Progesterone serves as a precursor not only to testosterone and estrogen, but also to cortisol, the stress hormone.
It is also the precursor of the hormones estrogen and testosterone in sex and is secreted mainly by the ovaries in women and in the testes in men. There are smaller amounts that are produced by the adrenal glands in the brain cells of women and men, this makes it fundamental in many biological functions.
Progesterone in pregnancy
The hormone progesterone is one of the many hormones produced that regulates and stimulates various functions in our body. Progesterone is produced by the ovaries and the placenta when a woman is pregnant and also by the adrenal glands. Its main function is to prepare the uterus for the implantation of the fertilized ovum and to maintain the pregnancy.

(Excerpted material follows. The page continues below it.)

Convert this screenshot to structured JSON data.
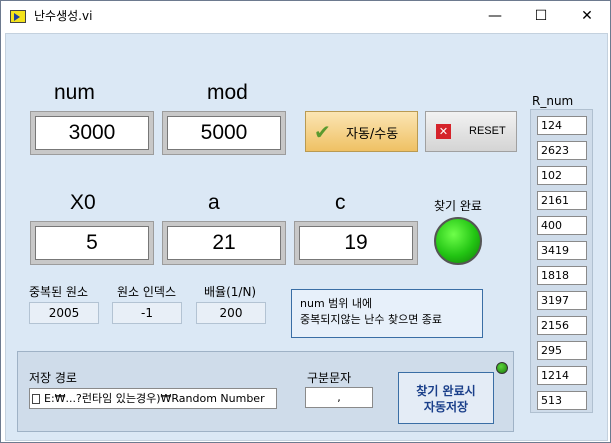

Progesterone levels vary during a woman’s menstrual cycle . It occurs just before ovulation and continues to increase in the last two weeks of a menstrual cycle. Its decrease at the end of the cycle promotes the detachment of the uterine lining and the start of a menstruation.
Progesterone counteracts the effects of estrogen in the body, influences the nervous system by increasing drowsiness and decreasing anxiety, helps mature breast tissue and prepare for milk production, promotes healthy appetite and storage of fat, especially with pregnant women.
When the person has too much progesterone in relation to estrogen, they may experience a decrease in insulin sensitivity, weight gain, depression and decreased libido. In the opposite case, when you have too little progesterone in relation to estrogen you can experience irregular menstrual cycles , breast pain, irritability and mood swings. When progesterone levels are too low, you can not really generate enough cortisol from the adrenal glands. This is a very important issue to consider in the treatment of a person with poor function of the adrenal gland.